LONDON: Britain lifted an official warning against all but essential travel to Iran yesterday, citing “decreased hostility” in the wake of a landmark nuclear deal. Almost all of Iran is now marked “green” in the government’s foreign travel advice, though border areas with Iraq, Pakistan and Afghanistan remain “red”, a warning against all travel. In a statement, the Foreign and Commonwealth Office said that British nationals should still carefully consider the risks of travelling to Iran, but that the situation had changed under the government of President Hassan Rouhani. “Our policy is to recommend against travel to an area when we judge that the risk is unacceptably high,” Foreign Secretary Philip Hammond said in a statement.
“We consider that continues to be the case for specific areas of Iran, notably along Iran’s borders with Iraq, Afghanistan and Pakistan. “But we believe that in other areas of Iran the risk to British nationals has changed, in part due to decreasing hostility under President Rouhani’s government.” Britain, China, France, Russia, the United States and Germany reached a long-elusive agreement this month to limit Iran’s nuclear activities in exchange for lifting sanctions that have crippled the country’s economy. The British government has said it hopes to reopen its embassy in Tehran by the end of this year. It was closed in 2011 after being stormed by protesters. In another development, Iran hit out Friday against US Secretary of State John Kerry, accusing him of threatening military action against Tehran if it fails to respect a historic nuclear deal sealed on July 14. “Unfortunately the US Secretary of State once again talked about the rotten rope of ‘the ability of the US for using military force’,” said Iranian Foreign Minister Mohammad Javad Zarif in a statement.
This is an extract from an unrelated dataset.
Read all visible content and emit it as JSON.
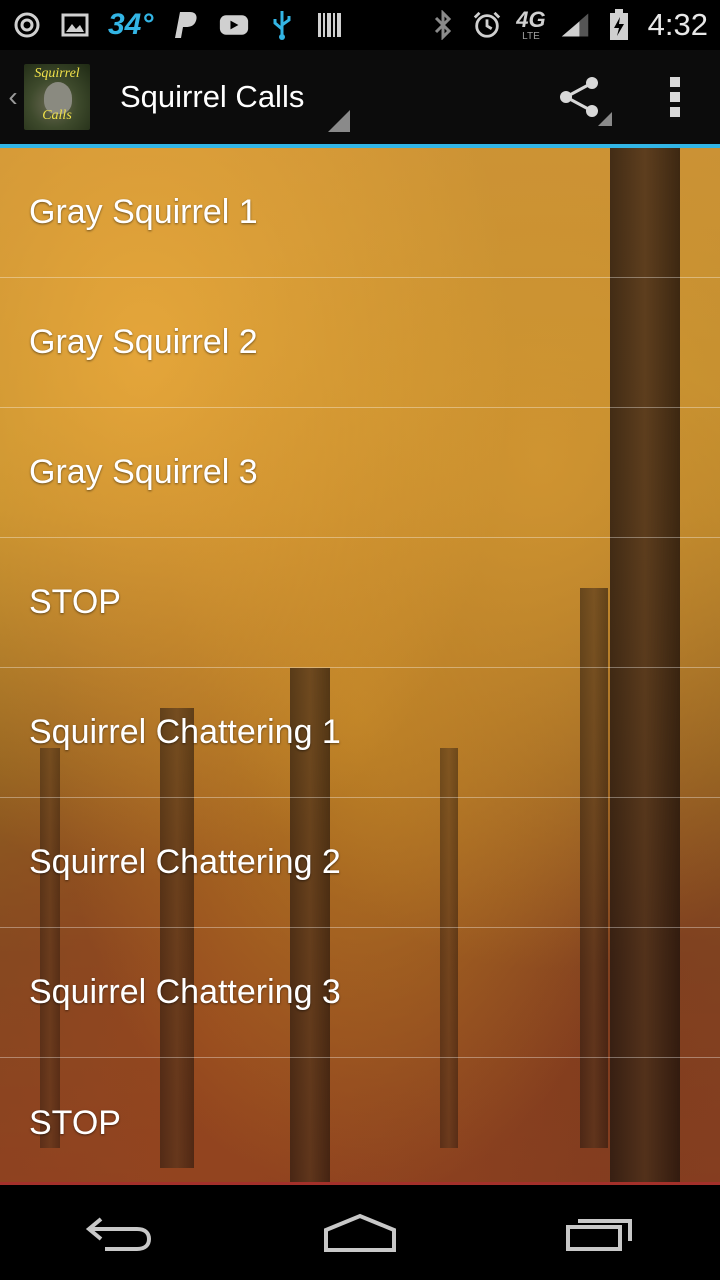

Zarif decried what he called the “uselessness of such empty threats against the nation of Iran and the resistance of the nation of Iran”, and said such remarks should be consigned “to the last century”.
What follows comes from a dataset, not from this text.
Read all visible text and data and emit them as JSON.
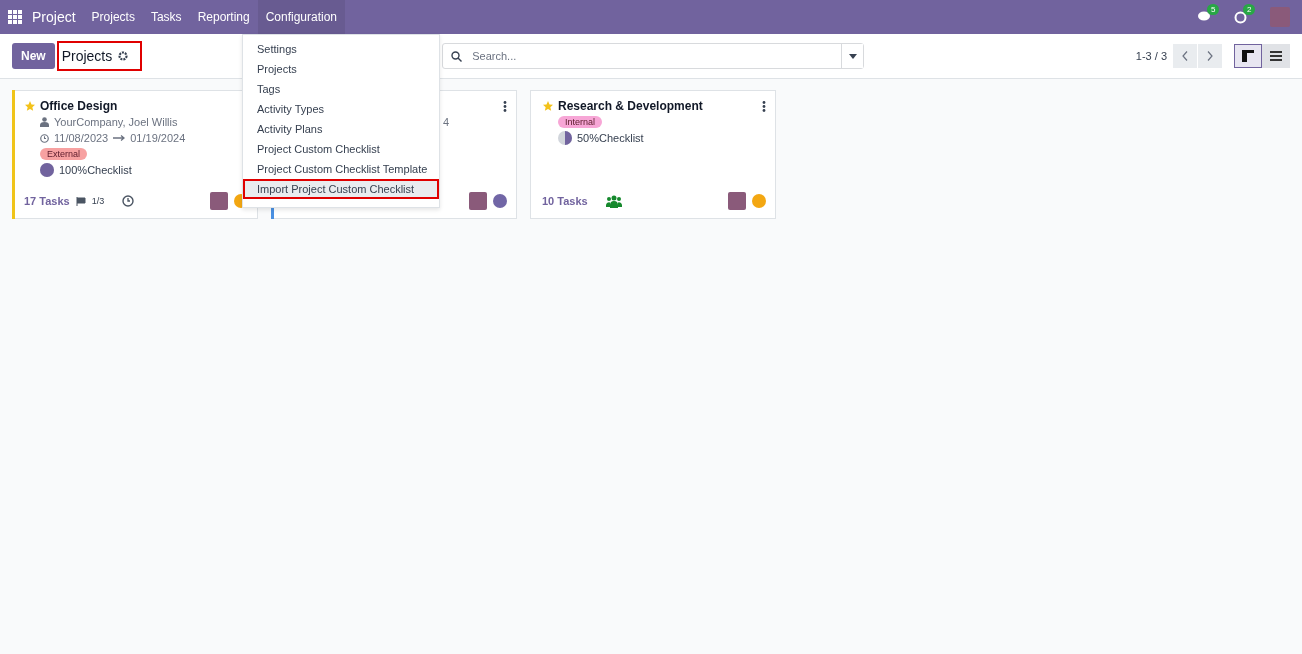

Despite the agreement reached with Iran on putting the nuclear bomb out of Tehran’s reach, several US officials, including Defense Secretary Ashton Carter, have signaled that military force remains on the table to prevent Iran from obtaining nuclear weapons. Kerry and other American officials “have repeatedly admitted that these threats have no effect on the will of the people of Iran and that it will change the situation to their disadvantage,” Zarif claimed. “Therefore, it would be better for Americans to abandon their old habit and put aside once and for all their threatening language and sanctions against this great people,” he added. Under the July 14 agreement, Iran has agreed to dismantle or mothball much of its nuclear industry in return for an easing and eventual lifting of sanctions. World powers have called it a historic opportunity to set relations with Iran on a new path. — Agencies